Should Execution Be Televised?

Oklahoma City bomber Timothy McVeigh is set to be executed on May 16 and lots of people argue that it should be televised — even some who don't support capital punishment.

The calls come from journalists seeking open access to the execution of the man convicted of the worst act of terrorism on U.S. soil, from death penalty proponents and victims' rights activists who say McVeigh's death will bring closure to the grieving, and from abolitionists who believe that when Americans actually witness an execution it will galvanize them against the death penalty.

But the groups are also divided, with many saying public viewing of the execution would not be a good thing. Their reasons vary as widely as their views on capital punishment.

McVeigh himself has said he wants his execution broadcast, which has fueled arguments by those who believe it should not be televised. McVeigh lawyer Rob Nigh Jr. says his client wants to hold the government up to as much scrutiny as possible, but a Bureau of Prisons spokesman said broadcasting the execution has not been considered and will not happen.

Attorney General John Ashcroft ruled last month that 10 relatives of victims of the Oklahoma City bombing would be allowed to view McVeigh's execution firsthand, while another 250 would be given the chance to see it on closed circuit television. But he said there would be no wider public viewing.

Deep Divisions

Anti-death penalty activist Sister Helen Prejean called for the event to be aired, saying that is the best way to put an end to executions.

But some opponents of the death penalty, such as Amaju Baraka of Amnesty International, say their opposition to capital punishment does not allow them to condone even one execution — even if public viewing of the event would galvanize opposition.

Supporters of capital punishment are equally divided, between those who maintain that widespread viewing of executions would increase the effectiveness of the death penalty as a deterrent to crime and help heal the emotional wounds of the family of a killer's victims, and those who feel the public is already exposed to too much fictional death in movies and television without being offered the real thing.

Executions in the United States have been held behind closed doors since the 1930s, with only a small number of witnesses allowed. Members of the media allowed to attend have been denied the right to record the event in any way — tape recorders, video cameras and even pens, pencils and notebooks are not allowed.

Opponents of the death penalty, and even some scholars who say they are at least academically neutral on the matter, say there is a contradiction in the policy. And with recent polls finding that the American public is increasingly ambivalent about the death penalty, some activists feel it is time people got a firsthand look.

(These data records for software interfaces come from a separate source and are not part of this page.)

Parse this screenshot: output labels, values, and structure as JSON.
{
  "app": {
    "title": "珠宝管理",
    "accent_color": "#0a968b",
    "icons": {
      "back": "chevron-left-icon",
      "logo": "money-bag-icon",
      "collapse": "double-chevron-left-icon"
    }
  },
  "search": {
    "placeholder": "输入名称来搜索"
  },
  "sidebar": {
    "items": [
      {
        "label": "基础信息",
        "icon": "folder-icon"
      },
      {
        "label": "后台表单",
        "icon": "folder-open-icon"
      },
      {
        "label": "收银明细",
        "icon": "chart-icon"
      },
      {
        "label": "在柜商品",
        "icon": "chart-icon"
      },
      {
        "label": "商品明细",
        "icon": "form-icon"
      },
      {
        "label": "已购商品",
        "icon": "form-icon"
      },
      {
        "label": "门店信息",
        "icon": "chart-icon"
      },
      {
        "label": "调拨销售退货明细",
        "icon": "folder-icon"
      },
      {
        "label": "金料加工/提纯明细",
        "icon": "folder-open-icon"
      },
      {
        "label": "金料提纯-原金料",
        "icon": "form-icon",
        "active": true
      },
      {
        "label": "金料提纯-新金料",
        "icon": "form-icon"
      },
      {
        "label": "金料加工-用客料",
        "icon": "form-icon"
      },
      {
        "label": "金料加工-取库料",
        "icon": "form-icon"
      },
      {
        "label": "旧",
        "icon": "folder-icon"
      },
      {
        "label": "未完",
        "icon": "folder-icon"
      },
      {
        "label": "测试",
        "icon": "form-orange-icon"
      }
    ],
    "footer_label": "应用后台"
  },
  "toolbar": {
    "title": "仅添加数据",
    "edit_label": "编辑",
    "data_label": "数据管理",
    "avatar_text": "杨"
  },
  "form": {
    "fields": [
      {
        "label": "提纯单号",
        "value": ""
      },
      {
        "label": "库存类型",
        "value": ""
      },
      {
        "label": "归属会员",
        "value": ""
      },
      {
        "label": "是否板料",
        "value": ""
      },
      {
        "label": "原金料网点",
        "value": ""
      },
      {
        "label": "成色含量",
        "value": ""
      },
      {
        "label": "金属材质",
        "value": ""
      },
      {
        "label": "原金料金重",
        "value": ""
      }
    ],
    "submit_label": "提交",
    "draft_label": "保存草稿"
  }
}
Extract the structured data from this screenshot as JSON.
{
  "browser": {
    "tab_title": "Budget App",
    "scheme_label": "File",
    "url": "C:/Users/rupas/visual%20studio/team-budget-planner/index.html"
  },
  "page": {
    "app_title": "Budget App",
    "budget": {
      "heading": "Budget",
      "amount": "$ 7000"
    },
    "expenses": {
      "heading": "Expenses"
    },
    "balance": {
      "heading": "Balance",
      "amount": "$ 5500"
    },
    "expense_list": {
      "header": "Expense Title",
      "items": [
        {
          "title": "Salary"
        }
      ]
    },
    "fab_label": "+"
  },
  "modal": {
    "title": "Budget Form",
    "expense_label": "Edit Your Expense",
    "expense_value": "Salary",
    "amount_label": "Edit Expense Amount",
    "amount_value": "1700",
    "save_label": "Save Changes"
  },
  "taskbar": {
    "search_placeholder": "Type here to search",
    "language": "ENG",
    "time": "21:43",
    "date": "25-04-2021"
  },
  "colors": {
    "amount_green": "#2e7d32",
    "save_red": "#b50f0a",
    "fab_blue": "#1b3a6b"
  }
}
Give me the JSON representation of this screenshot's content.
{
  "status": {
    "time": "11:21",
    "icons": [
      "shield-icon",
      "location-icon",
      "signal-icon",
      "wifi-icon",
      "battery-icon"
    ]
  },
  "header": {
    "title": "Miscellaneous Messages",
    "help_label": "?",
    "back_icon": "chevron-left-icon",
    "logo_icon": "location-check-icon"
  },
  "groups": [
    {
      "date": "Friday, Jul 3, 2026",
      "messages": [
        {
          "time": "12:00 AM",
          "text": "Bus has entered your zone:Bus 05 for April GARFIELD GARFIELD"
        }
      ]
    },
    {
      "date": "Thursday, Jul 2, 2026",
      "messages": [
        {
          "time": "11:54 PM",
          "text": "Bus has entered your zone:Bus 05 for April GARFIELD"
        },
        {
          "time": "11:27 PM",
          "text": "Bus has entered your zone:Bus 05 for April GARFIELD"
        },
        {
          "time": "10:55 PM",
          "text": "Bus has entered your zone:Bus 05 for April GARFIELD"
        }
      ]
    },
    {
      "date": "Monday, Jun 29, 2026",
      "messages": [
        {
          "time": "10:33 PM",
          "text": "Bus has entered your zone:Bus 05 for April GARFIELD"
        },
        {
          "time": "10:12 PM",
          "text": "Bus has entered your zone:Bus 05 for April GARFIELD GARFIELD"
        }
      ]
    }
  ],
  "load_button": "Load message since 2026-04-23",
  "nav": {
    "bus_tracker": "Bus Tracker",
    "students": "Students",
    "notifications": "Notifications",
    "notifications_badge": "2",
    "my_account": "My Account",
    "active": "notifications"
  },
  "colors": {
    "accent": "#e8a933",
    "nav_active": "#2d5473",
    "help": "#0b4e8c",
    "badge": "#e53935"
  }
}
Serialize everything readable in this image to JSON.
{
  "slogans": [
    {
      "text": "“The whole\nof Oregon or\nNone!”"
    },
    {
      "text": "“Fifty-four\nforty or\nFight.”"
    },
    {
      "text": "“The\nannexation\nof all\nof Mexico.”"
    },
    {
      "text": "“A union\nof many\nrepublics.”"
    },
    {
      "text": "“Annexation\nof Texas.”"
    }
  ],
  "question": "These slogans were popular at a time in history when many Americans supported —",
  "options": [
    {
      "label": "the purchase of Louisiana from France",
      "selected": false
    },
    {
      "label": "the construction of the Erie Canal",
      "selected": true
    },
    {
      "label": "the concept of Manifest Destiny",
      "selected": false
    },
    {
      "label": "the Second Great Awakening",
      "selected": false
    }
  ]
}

"Execution is so much a judgment, an action by the community. It's a statement by the community that this is what they want," Richard Dietzer, the executive director of the Death Penalty Information Center, told The Columbus Dispatch in regard to a request by Ohio Statehouse reporters to be granted access to the execution of Wilford Berry Jr. in 1999.

"It used to be very public, and now it's done behind prison walls. The more people know about the death penalty, the better they're going to be able to judge it. The whole process is carried out in the people's name, and they should know if those acting in their name are doing it carefully and humanely."

Does Seeing Death Aid Healing?

Paul Leighton, an assistant professor of sociology, anthropology and criminology at Eastern Michigan University who has written extensively about the death penalty and the question of whether executions should be public, said he believes people have the right to see them, but questioned how much of the interest is prurient.

"I think there are a lot of people who are conflicted about the death penalty and would like to see it to settle their feelings, but I can't be too optimistic about people's motivations for wanting to see it," said Leighton, the editor with Jeffrey Reiman of Criminal Justice Ethics.

Prejean, who became famous after her book Dead Man Walking was made into a movie starring Sean Penn and Susan Sarandon, believes that if people saw criminals being put to death, opposition to executions would grow.

"If the public could see what it means, the consequences to take a human being who's alive and take him or her into a room and kill them, I think we'd end the death penalty sooner," she said this week in an interview on ABCNEWS's Good Morning America.

She rejects assertions that executions are good for the families of a killer's victims.

"I don't believe that," she said. "I've watched victims' families going through this, watching the person die, waiting for them to die, being promised it was going to give them closure and coming out and the empty chair is there at the dining room table. It hasn't done anything to restore the life of their loved one."